A new study finds that sucking up to the boss can not only help individuals move up the corporate ladder, but avoid psychological distress as well.
The study, published in the Journal of Management Studies, suggests that when people skilled in office politics use the coping skill of ingratiation, they may neutralize ostracism and other psychological disturbrance that other less savvy individuals have to cope with in the workplace.
Ostracized employees experience more job tension, emotional exhaustion and depressed mood at work.
Workplace ostracism is an adult form of bullying and is often described as an individual’s belief that they are ignored or excluded by superiors or colleagues in the workplace.
Investigators reviewed a 2005 survey of 262 full-time employees and found that over a five-year period, 66 percent of respondents felt they were systematically ignored by colleagues, and 29 percent reported that other people intentionally left the area when they entered.
Previous studies have shown that ostracism is an interpersonal stressor that can lead to psychological distress, and distress in the workplace is strongly linked to life distress, employee turnover and poor physical health.
In the present study, researchers examined the relationship between workplace ostracism and employee psychological distress, with a focus on moderating effects of ingratiation and political skill.
The research team surveyed employees from two oil and gas companies in China, with 215 employees providing responses.
“Our data confirmed that workplace ostracism was positively related to psychological distress,” said Ho Kwong Kwan , a co-author of the study and a doctoral student in management at Drexel University.
“We found that ingratiation neutralized the relationship between workplace ostracism and psychological distress when used by employees with a high level of political skill, but exacerbated the association when ingratiation was used by employees with low political savvy.”
Although the tactic of ingratiation appears to be successful, study authors recommend that organizations create a workplace culture that discourages workplace ostracism.

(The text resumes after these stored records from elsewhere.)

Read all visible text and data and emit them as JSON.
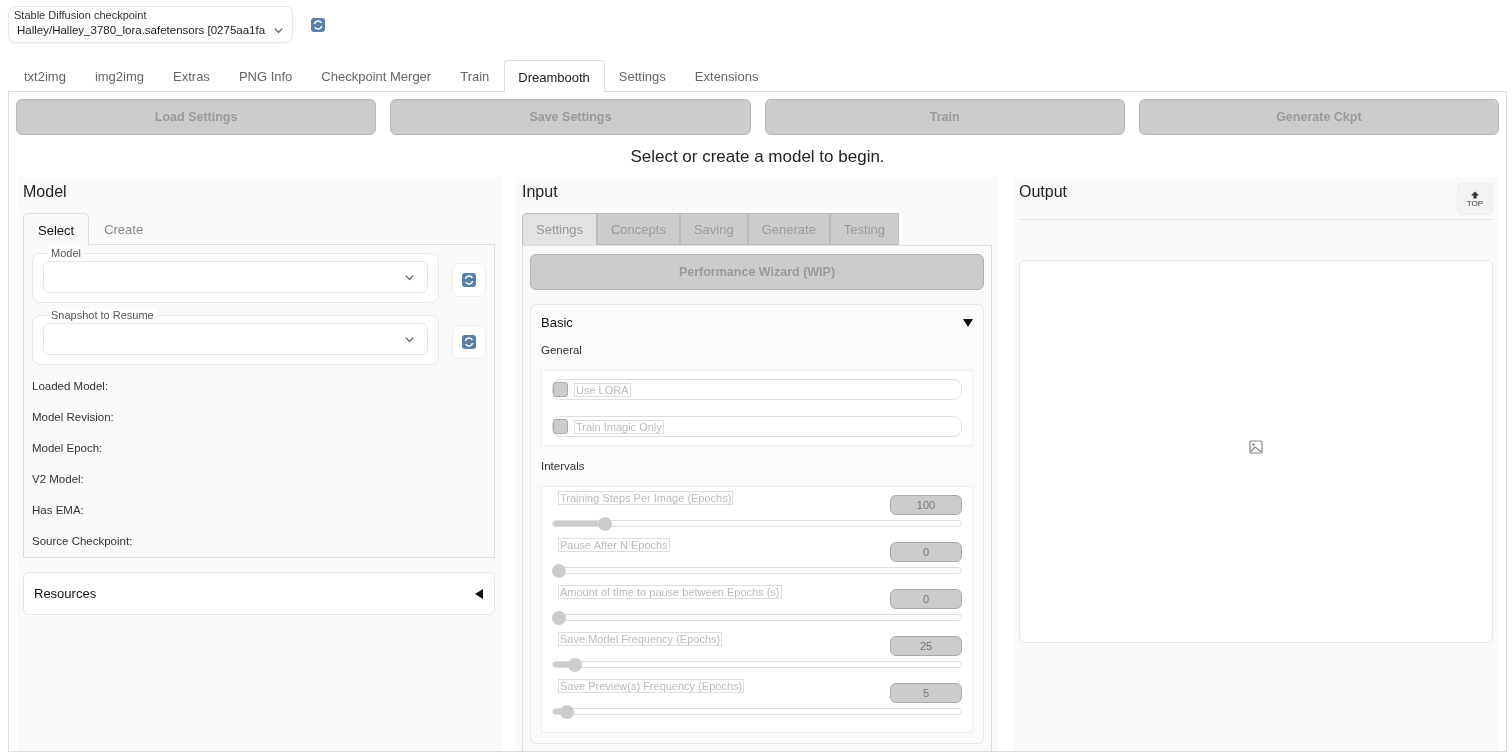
{
  "checkpoint": {
    "label": "Stable Diffusion checkpoint",
    "value": "Halley/Halley_3780_lora.safetensors [0275aa1fa"
  },
  "tabs": [
    {
      "label": "txt2img",
      "selected": false
    },
    {
      "label": "img2img",
      "selected": false
    },
    {
      "label": "Extras",
      "selected": false
    },
    {
      "label": "PNG Info",
      "selected": false
    },
    {
      "label": "Checkpoint Merger",
      "selected": false
    },
    {
      "label": "Train",
      "selected": false
    },
    {
      "label": "Dreambooth",
      "selected": true
    },
    {
      "label": "Settings",
      "selected": false
    },
    {
      "label": "Extensions",
      "selected": false
    }
  ],
  "action_buttons": [
    "Load Settings",
    "Save Settings",
    "Train",
    "Generate Ckpt"
  ],
  "message": "Select or create a model to begin.",
  "model_panel": {
    "title": "Model",
    "tabs": [
      {
        "label": "Select",
        "selected": true
      },
      {
        "label": "Create",
        "selected": false
      }
    ],
    "dropdowns": [
      {
        "label": "Model"
      },
      {
        "label": "Snapshot to Resume"
      }
    ],
    "info": [
      "Loaded Model:",
      "Model Revision:",
      "Model Epoch:",
      "V2 Model:",
      "Has EMA:",
      "Source Checkpoint:"
    ],
    "resources": {
      "label": "Resources",
      "expanded": false
    }
  },
  "input_panel": {
    "title": "Input",
    "tabs": [
      {
        "label": "Settings",
        "selected": true
      },
      {
        "label": "Concepts",
        "selected": false
      },
      {
        "label": "Saving",
        "selected": false
      },
      {
        "label": "Generate",
        "selected": false
      },
      {
        "label": "Testing",
        "selected": false
      }
    ],
    "wizard_button": "Performance Wizard (WIP)",
    "basic": {
      "label": "Basic",
      "expanded": true,
      "general_label": "General",
      "checkboxes": [
        {
          "label": "Use LORA",
          "checked": false
        },
        {
          "label": "Train Imagic Only",
          "checked": false
        }
      ],
      "intervals_label": "Intervals",
      "sliders": [
        {
          "label": "Training Steps Per Image (Epochs)",
          "value": "100",
          "level": 0.115
        },
        {
          "label": "Pause After N Epochs",
          "value": "0",
          "level": 0
        },
        {
          "label": "Amount of time to pause between Epochs (s)",
          "value": "0",
          "level": 0
        },
        {
          "label": "Save Model Frequency (Epochs)",
          "value": "25",
          "level": 0.04
        },
        {
          "label": "Save Preview(s) Frequency (Epochs)",
          "value": "5",
          "level": 0.02
        }
      ]
    }
  },
  "output_panel": {
    "title": "Output",
    "top_button": "TOP"
  }
}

Tactics could include training of managers and employees in techniques to enhance self-esteem, improve problem solving, and promote the development of political skills.